------ GIVEN ENTRIES

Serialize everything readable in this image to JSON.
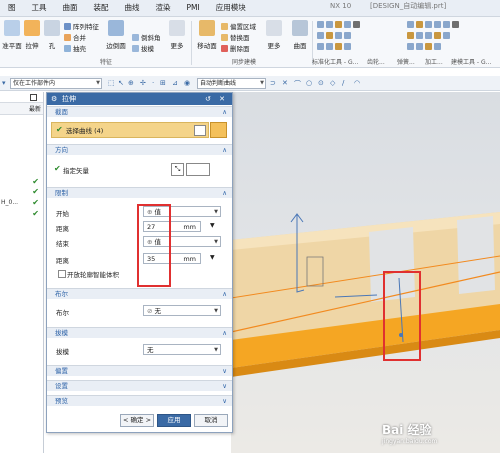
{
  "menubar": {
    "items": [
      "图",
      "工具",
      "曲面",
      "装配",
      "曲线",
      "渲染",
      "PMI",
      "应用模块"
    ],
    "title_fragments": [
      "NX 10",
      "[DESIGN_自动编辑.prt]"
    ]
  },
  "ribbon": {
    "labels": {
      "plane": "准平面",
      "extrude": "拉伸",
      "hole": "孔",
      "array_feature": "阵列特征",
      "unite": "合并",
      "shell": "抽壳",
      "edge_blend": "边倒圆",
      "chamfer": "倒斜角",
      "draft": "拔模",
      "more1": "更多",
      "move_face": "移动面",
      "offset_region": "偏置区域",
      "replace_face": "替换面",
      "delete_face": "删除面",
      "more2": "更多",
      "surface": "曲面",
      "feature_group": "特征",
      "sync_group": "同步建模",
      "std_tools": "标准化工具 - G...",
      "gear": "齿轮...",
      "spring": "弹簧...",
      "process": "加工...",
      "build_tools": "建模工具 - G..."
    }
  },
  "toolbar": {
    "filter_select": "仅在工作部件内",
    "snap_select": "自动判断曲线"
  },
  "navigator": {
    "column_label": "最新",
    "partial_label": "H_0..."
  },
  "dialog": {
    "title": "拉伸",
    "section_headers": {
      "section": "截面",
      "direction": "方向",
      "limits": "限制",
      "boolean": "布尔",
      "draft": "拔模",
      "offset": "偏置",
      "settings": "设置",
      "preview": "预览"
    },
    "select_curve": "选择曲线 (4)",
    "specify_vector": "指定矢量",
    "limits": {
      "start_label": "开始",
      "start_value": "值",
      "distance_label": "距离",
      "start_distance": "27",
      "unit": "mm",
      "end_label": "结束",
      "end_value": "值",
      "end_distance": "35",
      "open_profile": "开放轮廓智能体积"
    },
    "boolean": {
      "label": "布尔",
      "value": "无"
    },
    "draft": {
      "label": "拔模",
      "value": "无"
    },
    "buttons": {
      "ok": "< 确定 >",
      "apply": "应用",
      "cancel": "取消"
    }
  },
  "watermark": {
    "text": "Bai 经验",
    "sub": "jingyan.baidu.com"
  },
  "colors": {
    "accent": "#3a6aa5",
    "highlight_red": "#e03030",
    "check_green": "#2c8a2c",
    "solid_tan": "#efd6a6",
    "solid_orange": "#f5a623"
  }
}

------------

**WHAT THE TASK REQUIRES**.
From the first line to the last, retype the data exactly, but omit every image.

**PROBLEM SOLUTION**.
Serialize everything readable in this image to JSON.
{
  "menubar": {
    "items": [
      "图",
      "工具",
      "曲面",
      "装配",
      "曲线",
      "渲染",
      "PMI",
      "应用模块"
    ],
    "title_fragments": [
      "NX 10",
      "[DESIGN_自动编辑.prt]"
    ]
  },
  "ribbon": {
    "labels": {
      "plane": "准平面",
      "extrude": "拉伸",
      "hole": "孔",
      "array_feature": "阵列特征",
      "unite": "合并",
      "shell": "抽壳",
      "edge_blend": "边倒圆",
      "chamfer": "倒斜角",
      "draft": "拔模",
      "more1": "更多",
      "move_face": "移动面",
      "offset_region": "偏置区域",
      "replace_face": "替换面",
      "delete_face": "删除面",
      "more2": "更多",
      "surface": "曲面",
      "feature_group": "特征",
      "sync_group": "同步建模",
      "std_tools": "标准化工具 - G...",
      "gear": "齿轮...",
      "spring": "弹簧...",
      "process": "加工...",
      "build_tools": "建模工具 - G..."
    }
  },
  "toolbar": {
    "filter_select": "仅在工作部件内",
    "snap_select": "自动判断曲线"
  },
  "navigator": {
    "column_label": "最新",
    "partial_label": "H_0..."
  },
  "dialog": {
    "title": "拉伸",
    "section_headers": {
      "section": "截面",
      "direction": "方向",
      "limits": "限制",
      "boolean": "布尔",
      "draft": "拔模",
      "offset": "偏置",
      "settings": "设置",
      "preview": "预览"
    },
    "select_curve": "选择曲线 (4)",
    "specify_vector": "指定矢量",
    "limits": {
      "start_label": "开始",
      "start_value": "值",
      "distance_label": "距离",
      "start_distance": "27",
      "unit": "mm",
      "end_label": "结束",
      "end_value": "值",
      "end_distance": "35",
      "open_profile": "开放轮廓智能体积"
    },
    "boolean": {
      "label": "布尔",
      "value": "无"
    },
    "draft": {
      "label": "拔模",
      "value": "无"
    },
    "buttons": {
      "ok": "< 确定 >",
      "apply": "应用",
      "cancel": "取消"
    }
  },
  "watermark": {
    "text": "Bai 经验",
    "sub": "jingyan.baidu.com"
  },
  "colors": {
    "accent": "#3a6aa5",
    "highlight_red": "#e03030",
    "check_green": "#2c8a2c",
    "solid_tan": "#efd6a6",
    "solid_orange": "#f5a623"
  }
}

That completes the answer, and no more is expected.